__ACTIVITY__. Please report how many lines in the records below contain the word "love", giving only that number.

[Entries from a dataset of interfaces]
########

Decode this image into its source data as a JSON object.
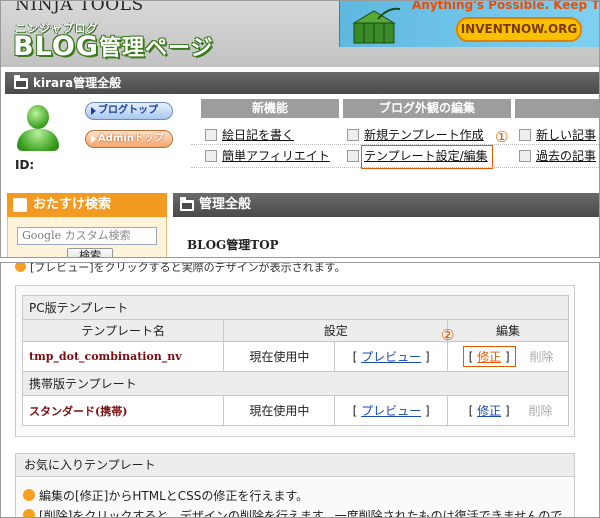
{
  "header": {
    "ninja_tools": "NINJA TOOLS",
    "subtitle": "ニンジャブログ",
    "title_blog": "BLOG",
    "title_admin": "管理ページ"
  },
  "ad": {
    "slogan": "Anything's Possible. Keep Thinki",
    "button": "INVENTNOW.ORG"
  },
  "account_bar": {
    "label": "kirara管理全般"
  },
  "user": {
    "id_label": "ID:"
  },
  "buttons": {
    "blog_top": "ブログトップ",
    "admin_top": "Adminトップ"
  },
  "menu": {
    "new_features": "新機能",
    "blog_appearance": "ブログ外観の編集",
    "new_features_items": [
      "絵日記を書く",
      "簡単アフィリエイト"
    ],
    "appearance_items": [
      "新規テンプレート作成",
      "テンプレート設定/編集"
    ],
    "third_items": [
      "新しい記事",
      "過去の記事"
    ],
    "annotation_1": "①"
  },
  "sidebar": {
    "search_title": "おたすけ検索",
    "search_placeholder": "カスタム検索",
    "google": "Google",
    "search_button": "検索"
  },
  "main": {
    "bar_label": "管理全般",
    "blog_top_heading": "BLOG管理TOP"
  },
  "bottom": {
    "cut_line": "[プレビュー]をクリックすると実際のデザインが表示されます。",
    "pc_section": "PC版テンプレート",
    "col_name": "テンプレート名",
    "col_setting": "設定",
    "col_edit": "編集",
    "annotation_2": "②",
    "pc_rows": [
      {
        "name": "tmp_dot_combination_nv",
        "status": "現在使用中",
        "preview": "プレビュー",
        "edit": "修正",
        "delete": "削除"
      }
    ],
    "mobile_section": "携帯版テンプレート",
    "mobile_rows": [
      {
        "name": "スタンダード(携帯)",
        "status": "現在使用中",
        "preview": "プレビュー",
        "edit": "修正",
        "delete": "削除"
      }
    ],
    "favorites_title": "お気に入りテンプレート",
    "notes": [
      "編集の[修正]からHTMLとCSSの修正を行えます。",
      "[削除]をクリックすると、デザインの削除を行えます。一度削除されたものは復活できませんので"
    ]
  },
  "colors": {
    "accent_orange": "#e35a00",
    "bar_gray": "#4a4a4a",
    "sidebar_orange": "#f39a22",
    "link_blue": "#1a4bb0"
  }
}
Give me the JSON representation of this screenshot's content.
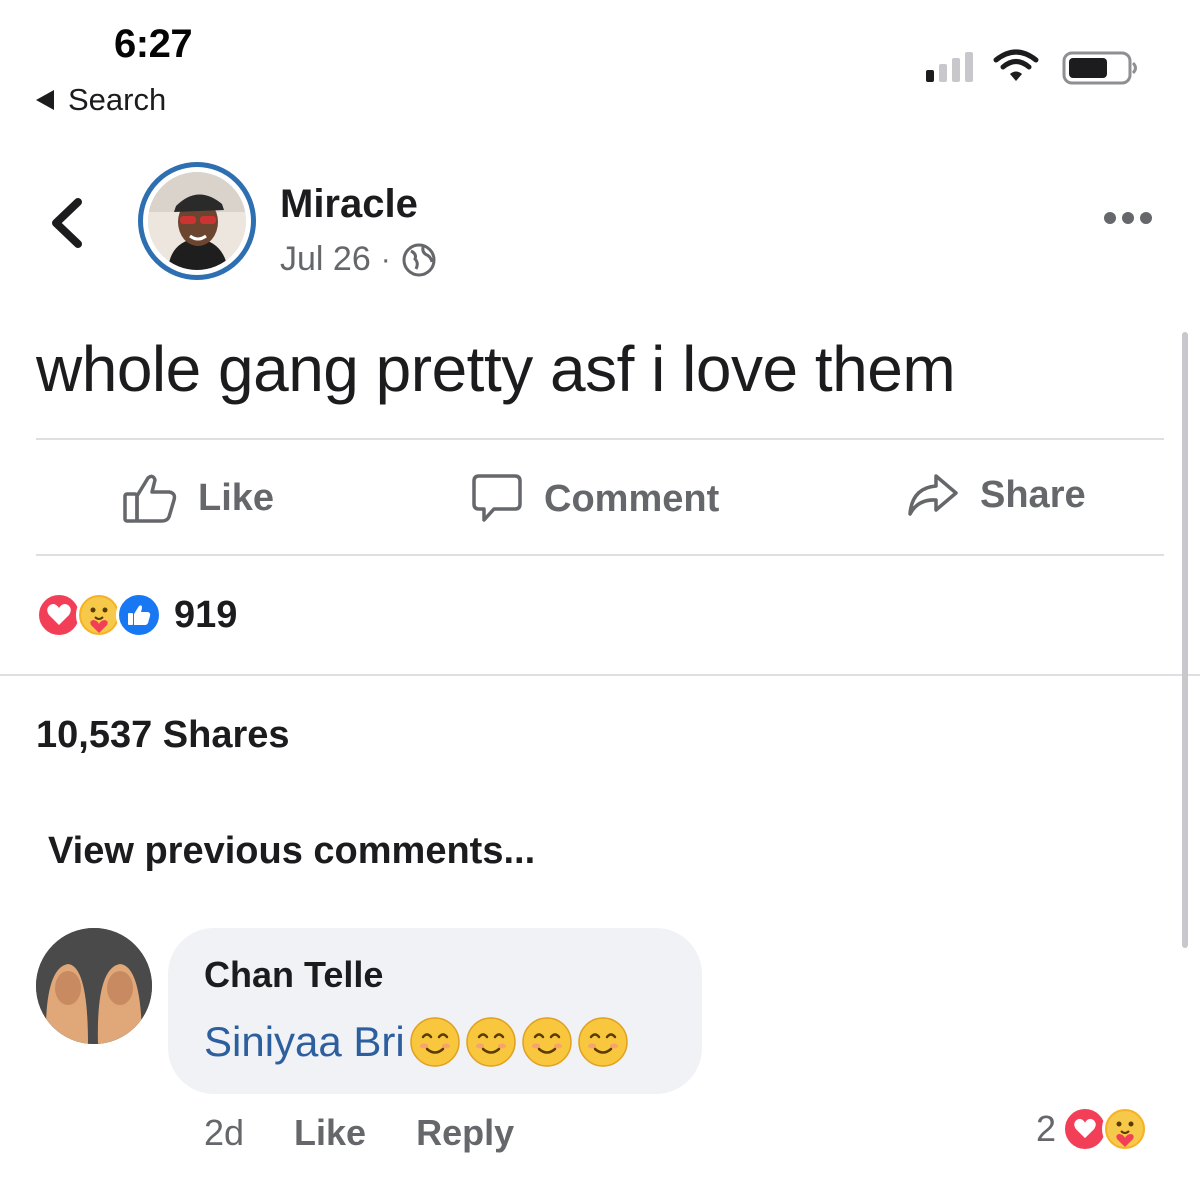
{
  "status_bar": {
    "time": "6:27",
    "back_label": "Search"
  },
  "post": {
    "author": "Miracle",
    "date": "Jul 26",
    "meta_separator": "·",
    "privacy_icon": "globe-icon",
    "text": "whole gang pretty asf i love them"
  },
  "actions": {
    "like": "Like",
    "comment": "Comment",
    "share": "Share"
  },
  "reactions": {
    "types": [
      "love",
      "care",
      "like"
    ],
    "count": "919"
  },
  "shares_text": "10,537 Shares",
  "view_previous": "View previous comments...",
  "comment": {
    "author": "Chan Telle",
    "mention": "Siniyaa Bri",
    "emoji_count": 4,
    "time": "2d",
    "like": "Like",
    "reply": "Reply",
    "reaction_count": "2",
    "reaction_types": [
      "love",
      "care"
    ]
  },
  "colors": {
    "accent": "#1877f2",
    "love": "#f33e58",
    "care": "#f7b125",
    "mention": "#2d5e9e",
    "muted": "#65676b"
  }
}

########

__SOLUTION TO THIS PROBLEM__. 4